- What you need to do
Look through the data below. Pick out the lines holding the string "icon".

- Given information
· · ·

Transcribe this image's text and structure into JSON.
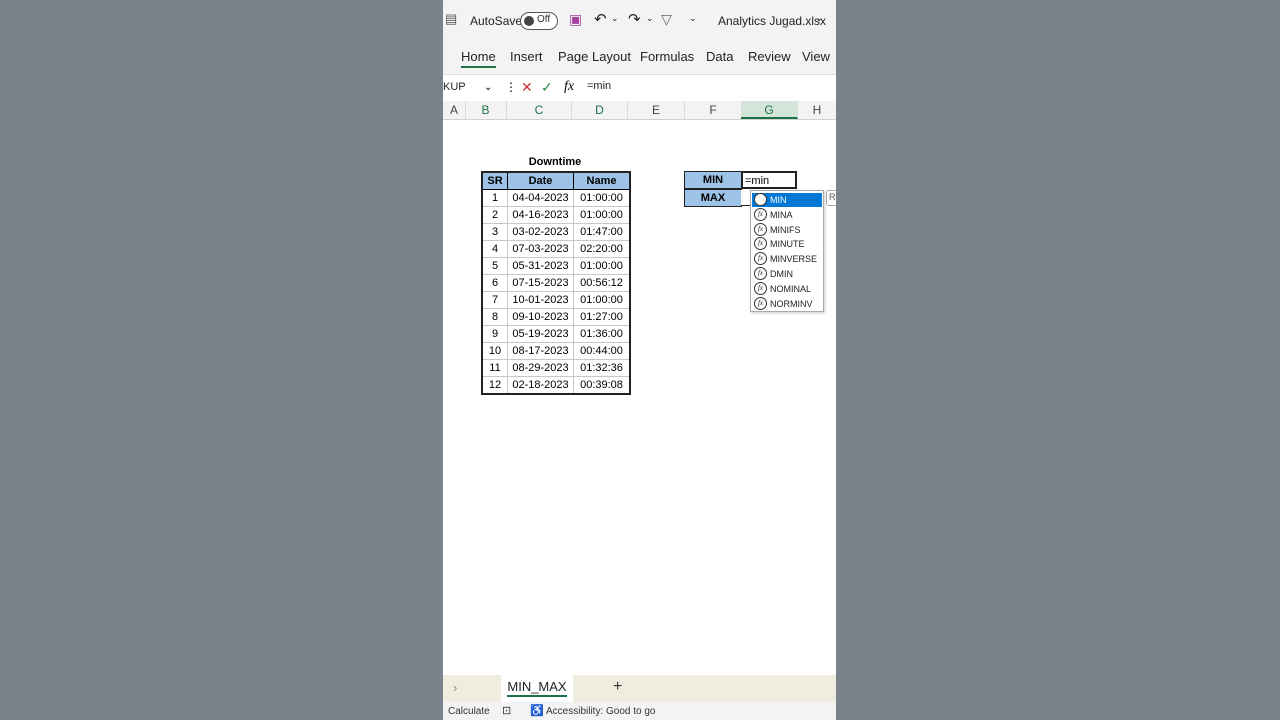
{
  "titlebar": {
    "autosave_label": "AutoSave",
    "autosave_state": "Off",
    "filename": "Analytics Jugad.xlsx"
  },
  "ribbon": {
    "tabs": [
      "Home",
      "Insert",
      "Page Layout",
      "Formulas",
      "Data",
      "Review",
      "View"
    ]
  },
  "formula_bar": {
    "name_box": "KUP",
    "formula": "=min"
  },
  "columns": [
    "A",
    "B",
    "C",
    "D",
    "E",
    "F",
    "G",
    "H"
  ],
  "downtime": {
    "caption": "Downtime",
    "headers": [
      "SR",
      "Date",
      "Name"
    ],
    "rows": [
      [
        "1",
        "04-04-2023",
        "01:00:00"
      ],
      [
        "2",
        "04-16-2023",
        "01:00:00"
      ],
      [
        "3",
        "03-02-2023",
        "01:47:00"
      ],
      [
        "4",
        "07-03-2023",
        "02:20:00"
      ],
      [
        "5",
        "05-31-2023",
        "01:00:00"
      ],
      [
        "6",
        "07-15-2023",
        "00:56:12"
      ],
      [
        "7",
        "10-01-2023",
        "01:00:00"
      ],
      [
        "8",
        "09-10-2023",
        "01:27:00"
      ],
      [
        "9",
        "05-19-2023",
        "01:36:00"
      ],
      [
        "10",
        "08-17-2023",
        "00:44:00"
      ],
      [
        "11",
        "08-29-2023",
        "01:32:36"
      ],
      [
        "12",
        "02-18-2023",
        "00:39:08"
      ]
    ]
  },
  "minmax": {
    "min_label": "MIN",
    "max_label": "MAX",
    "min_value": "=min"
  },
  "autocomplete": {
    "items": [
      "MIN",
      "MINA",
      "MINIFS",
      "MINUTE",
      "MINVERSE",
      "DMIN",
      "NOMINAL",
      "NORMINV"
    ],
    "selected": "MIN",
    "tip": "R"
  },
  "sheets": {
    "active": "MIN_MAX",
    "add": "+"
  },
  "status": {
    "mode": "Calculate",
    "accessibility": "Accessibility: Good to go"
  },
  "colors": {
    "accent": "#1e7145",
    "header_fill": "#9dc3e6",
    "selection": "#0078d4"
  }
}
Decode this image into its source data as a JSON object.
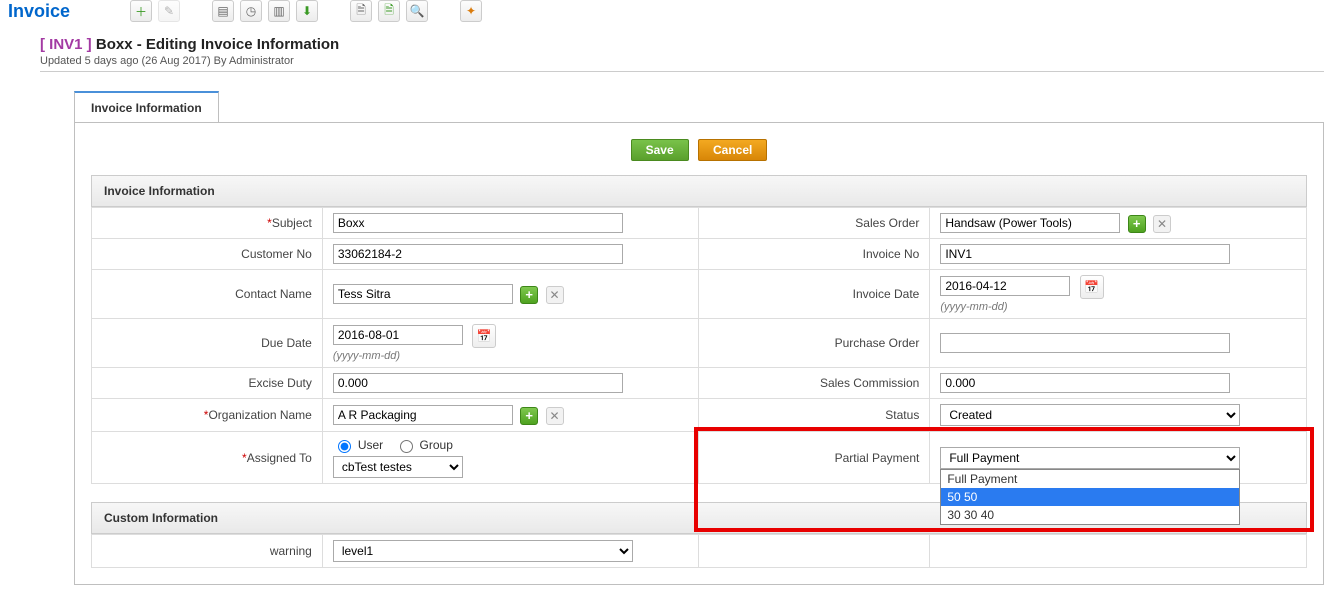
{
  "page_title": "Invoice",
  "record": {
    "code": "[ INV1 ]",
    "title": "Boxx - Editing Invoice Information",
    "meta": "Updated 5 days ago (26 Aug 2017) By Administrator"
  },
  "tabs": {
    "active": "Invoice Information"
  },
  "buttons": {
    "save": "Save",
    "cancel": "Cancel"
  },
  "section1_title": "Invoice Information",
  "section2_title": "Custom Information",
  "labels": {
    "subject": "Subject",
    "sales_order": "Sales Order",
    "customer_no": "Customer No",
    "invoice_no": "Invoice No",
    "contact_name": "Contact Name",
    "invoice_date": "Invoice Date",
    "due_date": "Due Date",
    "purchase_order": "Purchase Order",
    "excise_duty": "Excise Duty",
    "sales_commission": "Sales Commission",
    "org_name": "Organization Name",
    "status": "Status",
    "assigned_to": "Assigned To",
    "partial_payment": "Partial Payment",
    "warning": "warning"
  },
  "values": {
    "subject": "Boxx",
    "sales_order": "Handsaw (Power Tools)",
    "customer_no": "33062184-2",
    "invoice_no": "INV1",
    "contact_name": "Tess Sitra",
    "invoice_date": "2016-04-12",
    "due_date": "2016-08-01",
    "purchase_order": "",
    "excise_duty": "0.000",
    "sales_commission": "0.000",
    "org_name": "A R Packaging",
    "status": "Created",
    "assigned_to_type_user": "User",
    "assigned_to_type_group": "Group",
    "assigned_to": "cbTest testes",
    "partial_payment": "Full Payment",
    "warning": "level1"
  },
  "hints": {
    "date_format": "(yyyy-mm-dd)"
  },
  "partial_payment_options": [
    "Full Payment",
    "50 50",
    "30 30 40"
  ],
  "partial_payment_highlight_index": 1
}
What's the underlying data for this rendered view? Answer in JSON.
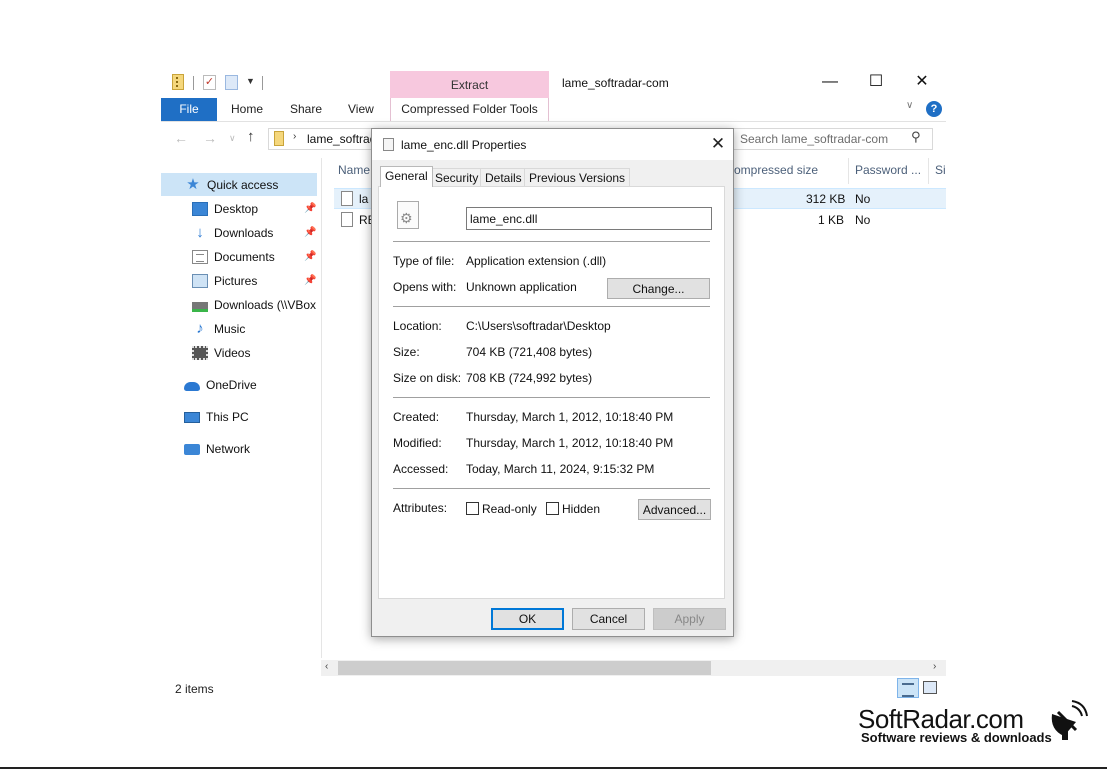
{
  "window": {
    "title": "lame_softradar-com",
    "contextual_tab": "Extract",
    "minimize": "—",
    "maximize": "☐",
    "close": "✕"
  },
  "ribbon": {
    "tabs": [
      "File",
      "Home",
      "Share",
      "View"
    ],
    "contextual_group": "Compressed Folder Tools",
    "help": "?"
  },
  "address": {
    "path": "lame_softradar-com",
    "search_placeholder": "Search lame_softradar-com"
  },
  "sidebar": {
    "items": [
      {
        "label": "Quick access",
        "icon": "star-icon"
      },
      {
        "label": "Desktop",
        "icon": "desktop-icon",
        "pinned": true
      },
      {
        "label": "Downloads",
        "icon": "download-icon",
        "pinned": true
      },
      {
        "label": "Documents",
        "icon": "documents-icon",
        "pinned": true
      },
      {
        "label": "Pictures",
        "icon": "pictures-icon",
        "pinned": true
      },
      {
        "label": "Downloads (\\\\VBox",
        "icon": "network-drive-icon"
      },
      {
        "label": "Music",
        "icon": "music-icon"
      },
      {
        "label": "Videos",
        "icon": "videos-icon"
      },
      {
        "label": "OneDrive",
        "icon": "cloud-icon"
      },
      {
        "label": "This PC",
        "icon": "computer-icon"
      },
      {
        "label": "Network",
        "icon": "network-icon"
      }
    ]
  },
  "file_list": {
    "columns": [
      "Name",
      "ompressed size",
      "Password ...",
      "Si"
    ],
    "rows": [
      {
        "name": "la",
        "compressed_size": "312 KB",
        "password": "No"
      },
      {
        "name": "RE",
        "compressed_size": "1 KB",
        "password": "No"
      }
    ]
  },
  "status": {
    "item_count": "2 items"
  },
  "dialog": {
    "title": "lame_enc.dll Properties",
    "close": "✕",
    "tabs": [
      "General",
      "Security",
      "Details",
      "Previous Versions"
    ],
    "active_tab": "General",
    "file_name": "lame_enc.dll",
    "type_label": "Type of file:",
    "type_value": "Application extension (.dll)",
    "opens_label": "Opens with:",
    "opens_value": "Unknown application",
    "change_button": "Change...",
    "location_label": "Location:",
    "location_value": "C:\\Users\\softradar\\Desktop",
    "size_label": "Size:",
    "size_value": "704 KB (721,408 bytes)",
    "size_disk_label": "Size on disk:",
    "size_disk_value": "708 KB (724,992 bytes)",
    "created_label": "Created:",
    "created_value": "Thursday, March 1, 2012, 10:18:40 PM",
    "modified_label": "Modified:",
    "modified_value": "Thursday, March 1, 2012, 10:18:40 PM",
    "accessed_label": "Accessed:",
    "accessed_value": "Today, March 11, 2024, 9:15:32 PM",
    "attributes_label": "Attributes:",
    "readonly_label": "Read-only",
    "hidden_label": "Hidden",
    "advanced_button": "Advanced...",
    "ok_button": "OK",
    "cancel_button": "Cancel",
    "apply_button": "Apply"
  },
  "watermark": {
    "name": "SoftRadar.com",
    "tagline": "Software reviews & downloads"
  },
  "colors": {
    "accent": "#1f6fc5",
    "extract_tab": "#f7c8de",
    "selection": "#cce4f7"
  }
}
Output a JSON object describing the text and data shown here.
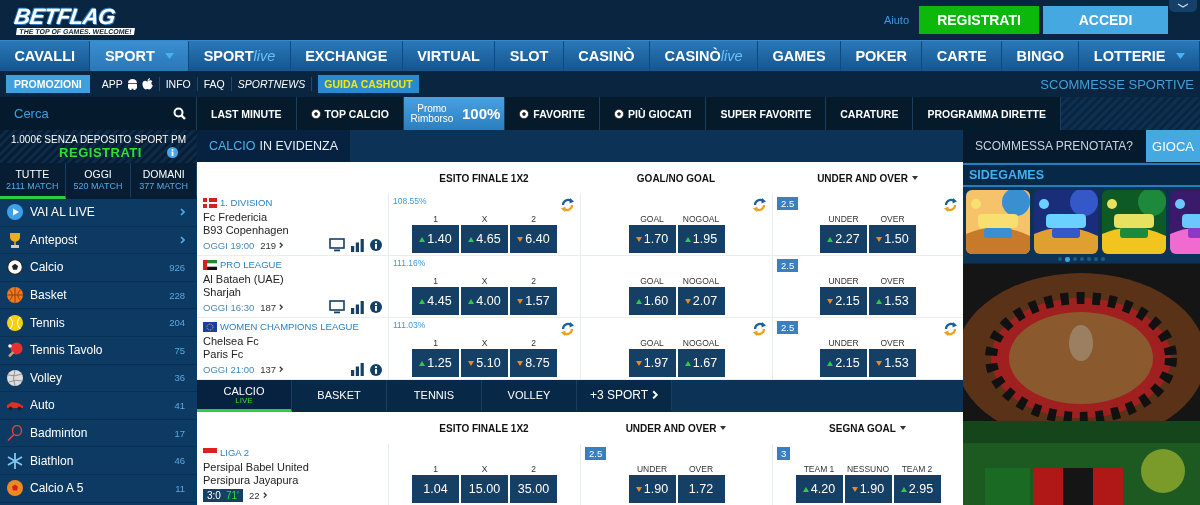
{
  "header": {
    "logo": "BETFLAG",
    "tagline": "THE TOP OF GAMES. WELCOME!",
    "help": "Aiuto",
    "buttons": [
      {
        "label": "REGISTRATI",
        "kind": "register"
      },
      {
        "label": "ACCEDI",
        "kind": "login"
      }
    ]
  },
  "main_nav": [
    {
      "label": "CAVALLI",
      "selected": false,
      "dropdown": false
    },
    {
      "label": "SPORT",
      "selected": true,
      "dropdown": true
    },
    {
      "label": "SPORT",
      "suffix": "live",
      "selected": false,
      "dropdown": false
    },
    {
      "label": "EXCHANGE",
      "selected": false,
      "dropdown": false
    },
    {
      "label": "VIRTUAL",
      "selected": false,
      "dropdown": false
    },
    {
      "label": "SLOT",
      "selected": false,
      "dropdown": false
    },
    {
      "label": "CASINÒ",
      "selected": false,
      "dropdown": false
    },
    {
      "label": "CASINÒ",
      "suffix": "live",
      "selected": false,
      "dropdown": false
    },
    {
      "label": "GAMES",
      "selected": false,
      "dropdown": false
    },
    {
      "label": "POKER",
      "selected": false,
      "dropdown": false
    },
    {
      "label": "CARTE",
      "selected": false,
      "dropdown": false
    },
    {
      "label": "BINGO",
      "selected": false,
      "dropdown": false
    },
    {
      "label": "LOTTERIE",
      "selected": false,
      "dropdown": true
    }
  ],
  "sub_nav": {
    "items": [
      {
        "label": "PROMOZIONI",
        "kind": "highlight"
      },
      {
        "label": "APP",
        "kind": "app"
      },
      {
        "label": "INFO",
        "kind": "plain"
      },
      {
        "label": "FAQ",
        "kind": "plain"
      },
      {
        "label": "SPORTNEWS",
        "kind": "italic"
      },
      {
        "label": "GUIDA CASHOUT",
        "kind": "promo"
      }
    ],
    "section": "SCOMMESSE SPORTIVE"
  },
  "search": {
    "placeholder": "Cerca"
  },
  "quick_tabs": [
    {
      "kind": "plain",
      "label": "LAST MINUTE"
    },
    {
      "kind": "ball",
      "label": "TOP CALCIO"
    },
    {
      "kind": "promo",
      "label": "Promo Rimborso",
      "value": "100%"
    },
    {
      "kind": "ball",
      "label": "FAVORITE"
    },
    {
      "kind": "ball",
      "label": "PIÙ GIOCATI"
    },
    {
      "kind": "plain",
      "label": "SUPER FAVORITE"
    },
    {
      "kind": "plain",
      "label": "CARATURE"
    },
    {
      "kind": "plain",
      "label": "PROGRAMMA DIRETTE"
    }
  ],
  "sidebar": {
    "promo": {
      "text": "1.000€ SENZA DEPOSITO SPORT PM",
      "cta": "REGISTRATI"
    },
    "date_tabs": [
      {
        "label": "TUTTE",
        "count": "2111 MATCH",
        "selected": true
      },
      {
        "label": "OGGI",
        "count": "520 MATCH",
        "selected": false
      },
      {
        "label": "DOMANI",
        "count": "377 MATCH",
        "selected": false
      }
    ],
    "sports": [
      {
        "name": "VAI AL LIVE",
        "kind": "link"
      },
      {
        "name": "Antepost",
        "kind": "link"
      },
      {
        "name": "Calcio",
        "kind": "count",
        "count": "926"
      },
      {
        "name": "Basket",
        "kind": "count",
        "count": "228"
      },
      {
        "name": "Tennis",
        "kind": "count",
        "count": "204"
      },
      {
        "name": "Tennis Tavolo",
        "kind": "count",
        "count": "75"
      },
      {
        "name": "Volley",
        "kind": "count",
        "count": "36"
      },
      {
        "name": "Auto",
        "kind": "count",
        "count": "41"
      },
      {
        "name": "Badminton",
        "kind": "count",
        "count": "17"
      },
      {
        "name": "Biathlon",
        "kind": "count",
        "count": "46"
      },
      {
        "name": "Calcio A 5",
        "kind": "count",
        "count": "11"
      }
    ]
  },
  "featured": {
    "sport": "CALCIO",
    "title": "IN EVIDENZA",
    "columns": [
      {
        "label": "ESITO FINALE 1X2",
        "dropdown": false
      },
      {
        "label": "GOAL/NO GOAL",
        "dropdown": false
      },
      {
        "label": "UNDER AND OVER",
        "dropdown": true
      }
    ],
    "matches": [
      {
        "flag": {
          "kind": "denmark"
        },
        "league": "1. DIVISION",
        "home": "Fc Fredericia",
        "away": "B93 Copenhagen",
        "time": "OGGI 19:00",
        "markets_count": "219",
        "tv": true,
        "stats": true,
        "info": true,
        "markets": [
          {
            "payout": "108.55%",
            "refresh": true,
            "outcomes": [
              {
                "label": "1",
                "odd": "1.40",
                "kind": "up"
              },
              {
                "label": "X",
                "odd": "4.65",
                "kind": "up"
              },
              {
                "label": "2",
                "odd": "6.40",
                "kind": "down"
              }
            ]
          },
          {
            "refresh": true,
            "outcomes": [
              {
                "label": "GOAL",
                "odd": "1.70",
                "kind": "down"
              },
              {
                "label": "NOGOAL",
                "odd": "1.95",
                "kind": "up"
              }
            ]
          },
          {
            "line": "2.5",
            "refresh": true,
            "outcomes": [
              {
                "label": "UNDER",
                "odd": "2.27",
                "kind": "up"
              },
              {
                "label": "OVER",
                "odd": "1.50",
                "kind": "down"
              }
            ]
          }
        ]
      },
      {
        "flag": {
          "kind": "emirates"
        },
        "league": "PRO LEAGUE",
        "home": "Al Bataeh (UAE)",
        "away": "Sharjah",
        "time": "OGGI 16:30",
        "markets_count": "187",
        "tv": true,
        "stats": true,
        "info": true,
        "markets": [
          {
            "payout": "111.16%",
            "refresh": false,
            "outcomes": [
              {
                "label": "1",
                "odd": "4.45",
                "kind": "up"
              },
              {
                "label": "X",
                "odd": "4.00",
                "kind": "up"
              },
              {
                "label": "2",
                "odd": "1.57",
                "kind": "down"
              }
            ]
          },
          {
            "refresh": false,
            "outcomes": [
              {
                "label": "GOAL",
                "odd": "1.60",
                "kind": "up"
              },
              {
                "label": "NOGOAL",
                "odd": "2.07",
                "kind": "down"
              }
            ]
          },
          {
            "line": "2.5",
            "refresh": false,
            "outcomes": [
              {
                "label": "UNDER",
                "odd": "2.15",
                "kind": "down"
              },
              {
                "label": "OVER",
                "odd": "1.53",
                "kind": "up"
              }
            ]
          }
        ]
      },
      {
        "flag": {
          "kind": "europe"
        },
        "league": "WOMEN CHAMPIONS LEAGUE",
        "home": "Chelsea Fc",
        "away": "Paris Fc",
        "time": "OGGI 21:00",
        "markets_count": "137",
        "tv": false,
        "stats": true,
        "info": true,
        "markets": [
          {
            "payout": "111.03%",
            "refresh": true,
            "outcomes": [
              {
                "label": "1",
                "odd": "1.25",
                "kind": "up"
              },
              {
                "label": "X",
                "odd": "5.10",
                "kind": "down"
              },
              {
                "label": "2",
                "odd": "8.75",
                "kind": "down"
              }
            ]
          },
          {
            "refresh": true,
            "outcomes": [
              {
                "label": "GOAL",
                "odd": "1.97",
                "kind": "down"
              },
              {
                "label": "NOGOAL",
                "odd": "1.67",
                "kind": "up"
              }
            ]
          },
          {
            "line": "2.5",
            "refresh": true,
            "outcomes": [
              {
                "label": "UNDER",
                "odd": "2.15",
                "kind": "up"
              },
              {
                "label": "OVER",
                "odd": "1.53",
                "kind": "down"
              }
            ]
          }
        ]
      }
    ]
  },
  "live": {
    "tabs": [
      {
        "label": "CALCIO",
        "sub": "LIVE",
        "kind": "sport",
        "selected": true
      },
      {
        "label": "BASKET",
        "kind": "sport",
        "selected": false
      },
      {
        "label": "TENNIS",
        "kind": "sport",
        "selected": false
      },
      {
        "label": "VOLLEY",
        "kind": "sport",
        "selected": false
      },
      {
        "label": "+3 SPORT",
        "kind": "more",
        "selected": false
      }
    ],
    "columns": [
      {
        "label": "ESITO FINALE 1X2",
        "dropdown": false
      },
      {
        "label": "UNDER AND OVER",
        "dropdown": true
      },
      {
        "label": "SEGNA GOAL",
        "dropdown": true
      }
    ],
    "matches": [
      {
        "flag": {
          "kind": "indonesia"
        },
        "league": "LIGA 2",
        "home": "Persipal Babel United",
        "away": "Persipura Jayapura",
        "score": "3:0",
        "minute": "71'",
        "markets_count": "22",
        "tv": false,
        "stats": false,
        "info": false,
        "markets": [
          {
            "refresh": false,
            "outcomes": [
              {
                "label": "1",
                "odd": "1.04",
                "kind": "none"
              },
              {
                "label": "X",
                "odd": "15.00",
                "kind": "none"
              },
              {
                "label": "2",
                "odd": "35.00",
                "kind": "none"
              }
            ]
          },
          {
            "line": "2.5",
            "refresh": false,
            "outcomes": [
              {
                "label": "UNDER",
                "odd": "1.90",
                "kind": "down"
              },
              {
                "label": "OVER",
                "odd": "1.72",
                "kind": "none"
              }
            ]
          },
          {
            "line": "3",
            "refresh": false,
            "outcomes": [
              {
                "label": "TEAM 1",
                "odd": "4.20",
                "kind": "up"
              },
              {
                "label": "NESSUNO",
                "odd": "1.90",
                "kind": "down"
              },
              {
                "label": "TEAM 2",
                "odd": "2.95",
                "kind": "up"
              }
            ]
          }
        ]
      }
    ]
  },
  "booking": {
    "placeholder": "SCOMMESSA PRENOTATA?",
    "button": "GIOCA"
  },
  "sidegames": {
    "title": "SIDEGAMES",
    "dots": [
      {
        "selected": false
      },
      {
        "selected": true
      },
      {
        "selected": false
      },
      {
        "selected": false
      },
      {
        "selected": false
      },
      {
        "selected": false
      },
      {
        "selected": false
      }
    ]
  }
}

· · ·

- The answer
        "icon": "star-icon"
        "icon": "desktop-icon",
        "icon": "download-icon",
        "icon": "documents-icon",
        "icon": "pictures-icon",
        "icon": "network-drive-icon"
        "icon": "music-icon"
        "icon": "videos-icon"
        "icon": "cloud-icon"
        "icon": "computer-icon"
        "icon": "network-icon"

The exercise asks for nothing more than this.